== Work request ==
Copy all entries exactly, and wherever an entry holds a picture, leave that picture out.

== Record extracts ==
== Segment start ==
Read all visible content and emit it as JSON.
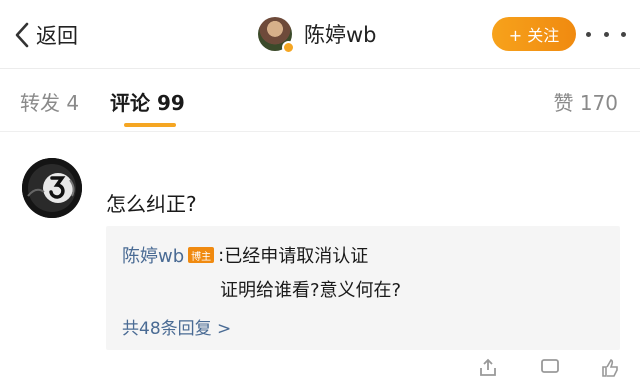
{
  "nav": {
    "back_label": "返回",
    "title": "陈婷wb",
    "follow_label": "+ 关注"
  },
  "tabs": {
    "repost": "转发 4",
    "comments": "评论 99",
    "likes": "赞 170"
  },
  "comment": {
    "text": "怎么纠正?",
    "reply": {
      "user": "陈婷wb",
      "badge": "博主",
      "colon": ":",
      "text_line1": "已经申请取消认证",
      "text_line2": "证明给谁看?意义何在?",
      "more": "共48条回复 >"
    }
  },
  "colors": {
    "accent": "#f5a623",
    "link": "#4a6b94"
  }
}
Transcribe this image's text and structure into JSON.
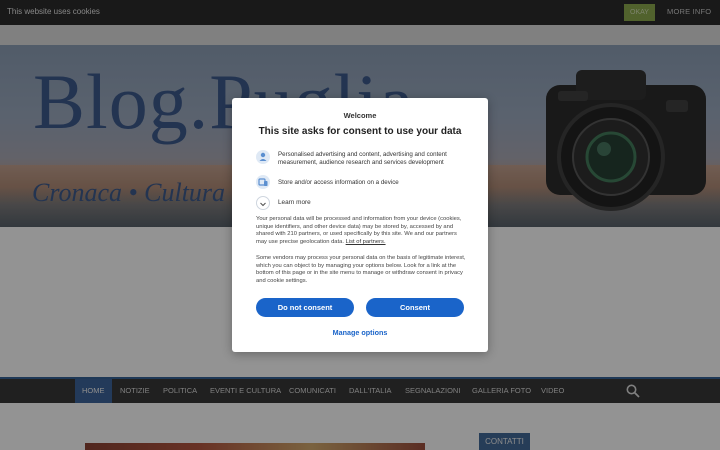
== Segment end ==
== Written solution ==
Read all visible content and emit it as JSON.
{
  "nav": {
    "back_label": "返回",
    "title": "陈婷wb",
    "follow_label": "+ 关注"
  },
  "tabs": {
    "repost": "转发 4",
    "comments": "评论 99",
    "likes": "赞 170"
  },
  "comment": {
    "text": "怎么纠正?",
    "reply": {
      "user": "陈婷wb",
      "badge": "博主",
      "colon": ":",
      "text_line1": "已经申请取消认证",
      "text_line2": "证明给谁看?意义何在?",
      "more": "共48条回复 >"
    }
  },
  "colors": {
    "accent": "#f5a623",
    "link": "#4a6b94"
  }
}
Transcribe this image's text and structure into JSON.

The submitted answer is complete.